42 USC 654 note. (2) The amendments made by subsections (b) and (c) shall become effective on the first day of the first month beginning one year or more after the date of the enactment of this Act.
42 USC 652 note. (3) The Secretary of Health and Human Services shall collect the data necessary to implement the requirements of section 452(g) of the Social Security Act (as needed by subsection (a) of this section) and may, in carrying out the requirement of determining a State's paternity establishment percentage for the fiscal year 1988, compute such percentage on the basis of data collected with respect to the last quarter of the fiscal year (or, if such data are not available, the first quarter of the fiscal year 1989) if the Secretary determines that data for the full year are not available.
SEC. 112. INCREASED FEDERAL ASSISTANCE FOR PATERNITY ESTABLISHMENT.
(a) INCREASED PAYMENTS TO STATES. -Section 42 USC 655. 455(a)(1) of the Social Security Act is amended-
(1) by striking "and" at the end of subparagraph (A);
(2) by striking the semicolon at the end of subparagraph (B) and inserting in lieu thereof ",and"; and
(3) by adding at the end the following new subparagraph;
"(C) ;equal to 90 percent (rather than the percentage specified in subparagraph (A)) of so much of the sums expended during such quarter as are attributable to laboratory costs incurred in determining paternity;".

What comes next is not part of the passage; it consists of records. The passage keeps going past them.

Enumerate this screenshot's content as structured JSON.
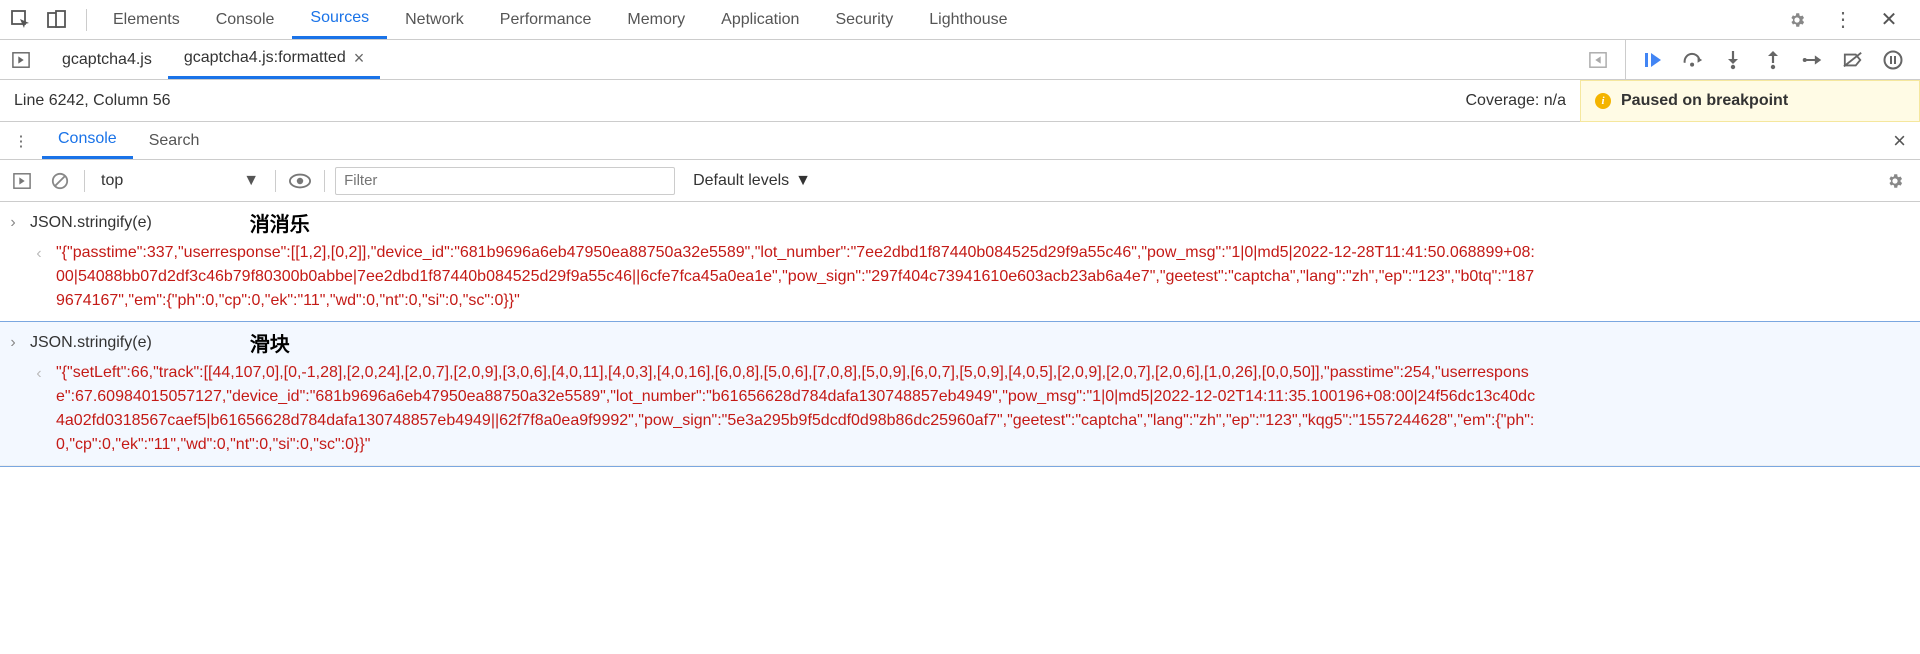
{
  "mainTabs": {
    "elements": "Elements",
    "console": "Console",
    "sources": "Sources",
    "network": "Network",
    "performance": "Performance",
    "memory": "Memory",
    "application": "Application",
    "security": "Security",
    "lighthouse": "Lighthouse"
  },
  "fileTabs": {
    "tab1": "gcaptcha4.js",
    "tab2": "gcaptcha4.js:formatted"
  },
  "status": {
    "lineCol": "Line 6242, Column 56",
    "coverage": "Coverage: n/a"
  },
  "pausedBanner": "Paused on breakpoint",
  "drawerTabs": {
    "console": "Console",
    "search": "Search"
  },
  "consoleToolbar": {
    "context": "top",
    "filterPlaceholder": "Filter",
    "levels": "Default levels"
  },
  "logs": [
    {
      "input": "JSON.stringify(e)",
      "annotation": "消消乐",
      "output": "\"{\"passtime\":337,\"userresponse\":[[1,2],[0,2]],\"device_id\":\"681b9696a6eb47950ea88750a32e5589\",\"lot_number\":\"7ee2dbd1f87440b084525d29f9a55c46\",\"pow_msg\":\"1|0|md5|2022-12-28T11:41:50.068899+08:00|54088bb07d2df3c46b79f80300b0abbe|7ee2dbd1f87440b084525d29f9a55c46||6cfe7fca45a0ea1e\",\"pow_sign\":\"297f404c73941610e603acb23ab6a4e7\",\"geetest\":\"captcha\",\"lang\":\"zh\",\"ep\":\"123\",\"b0tq\":\"1879674167\",\"em\":{\"ph\":0,\"cp\":0,\"ek\":\"11\",\"wd\":0,\"nt\":0,\"si\":0,\"sc\":0}}\""
    },
    {
      "input": "JSON.stringify(e)",
      "annotation": "滑块",
      "output": "\"{\"setLeft\":66,\"track\":[[44,107,0],[0,-1,28],[2,0,24],[2,0,7],[2,0,9],[3,0,6],[4,0,11],[4,0,3],[4,0,16],[6,0,8],[5,0,6],[7,0,8],[5,0,9],[6,0,7],[5,0,9],[4,0,5],[2,0,9],[2,0,7],[2,0,6],[1,0,26],[0,0,50]],\"passtime\":254,\"userresponse\":67.60984015057127,\"device_id\":\"681b9696a6eb47950ea88750a32e5589\",\"lot_number\":\"b61656628d784dafa130748857eb4949\",\"pow_msg\":\"1|0|md5|2022-12-02T14:11:35.100196+08:00|24f56dc13c40dc4a02fd0318567caef5|b61656628d784dafa130748857eb4949||62f7f8a0ea9f9992\",\"pow_sign\":\"5e3a295b9f5dcdf0d98b86dc25960af7\",\"geetest\":\"captcha\",\"lang\":\"zh\",\"ep\":\"123\",\"kqg5\":\"1557244628\",\"em\":{\"ph\":0,\"cp\":0,\"ek\":\"11\",\"wd\":0,\"nt\":0,\"si\":0,\"sc\":0}}\""
    }
  ]
}
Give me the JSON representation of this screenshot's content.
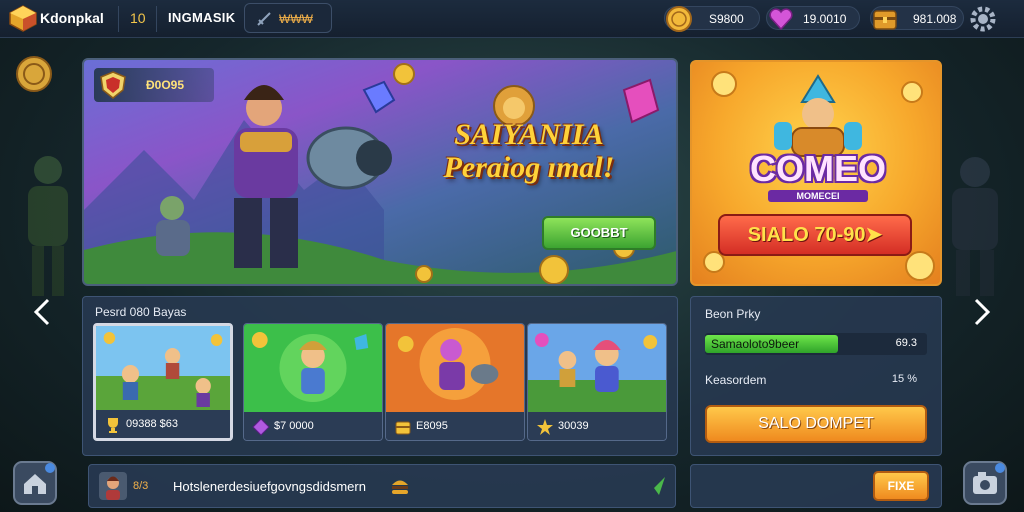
{
  "header": {
    "brand": "Kdonpkal",
    "level": "10",
    "player_name": "INGMASIK",
    "nav_pill_label": "₩₩₩",
    "currencies": [
      {
        "icon": "gold-coin-icon",
        "value": "S9800"
      },
      {
        "icon": "heart-gem-icon",
        "value": "19.0010"
      },
      {
        "icon": "treasure-chest-icon",
        "value": "981.008"
      }
    ],
    "settings_icon": "gear-icon"
  },
  "banner": {
    "badge": "Ð0O95",
    "title_line1": "SAIYANIIA",
    "title_line2": "Peraiog ımal!",
    "button": "GOOBBT"
  },
  "promo": {
    "title": "COMEO",
    "subtitle": "MOMECEI",
    "button": "SIALO 70-90➤"
  },
  "games": {
    "title": "Pesrd 080 Bayas",
    "tiles": [
      {
        "value": "09388 $63",
        "icon": "trophy-icon",
        "selected": true
      },
      {
        "value": "$7 0000",
        "icon": "purple-gem-icon",
        "selected": false
      },
      {
        "value": "E8095",
        "icon": "gold-chest-icon",
        "selected": false
      },
      {
        "value": "30039",
        "icon": "gold-star-icon",
        "selected": false
      }
    ]
  },
  "right_panel": {
    "title": "Beon Prky",
    "progress": {
      "label": "Samaoloto9beer",
      "value": "69.3",
      "fill_fraction": 0.6
    },
    "row_label": "Keasordem",
    "row_value": "15 %",
    "claim_button": "SALO DOMPET"
  },
  "chat": {
    "count": "8/3",
    "message": "Hotslenerdesiuefgovngsdidsmern"
  },
  "friends": {
    "button": "FIXE"
  },
  "colors": {
    "accent_gold": "#f3c64a",
    "accent_green": "#3ca431",
    "accent_orange": "#ef8a1f",
    "accent_red": "#d42e25",
    "panel_bg": "#283a52"
  }
}
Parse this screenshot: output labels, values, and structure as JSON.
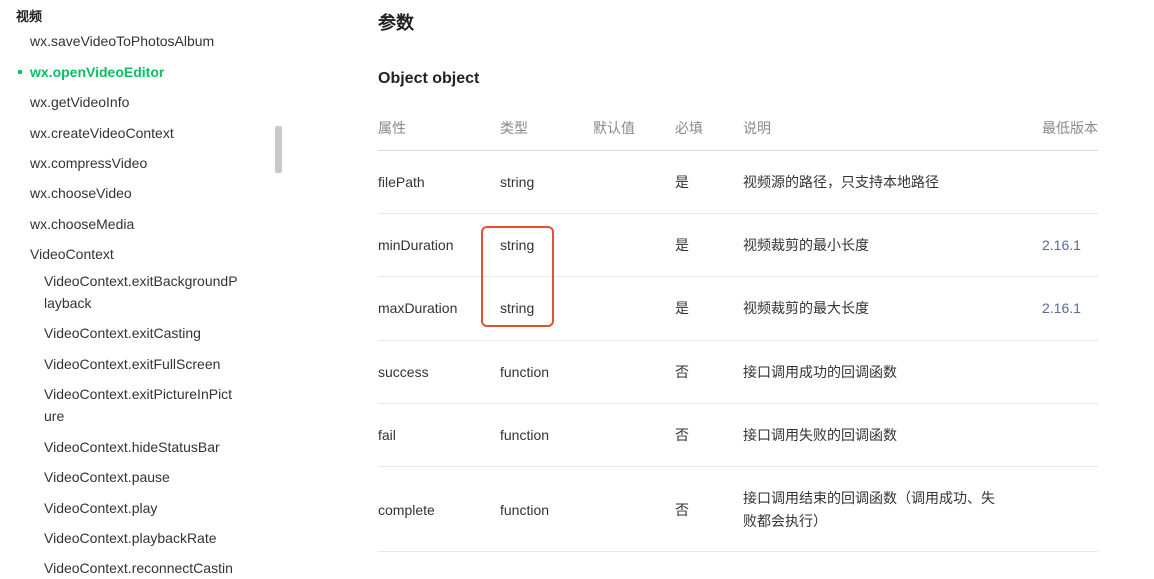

42 USC 655 note. (b) EFFECTIVE DATE.- The amendments made by subsection (a) shall apply with respect to laboratory costs incurred on or after October 1, 1988.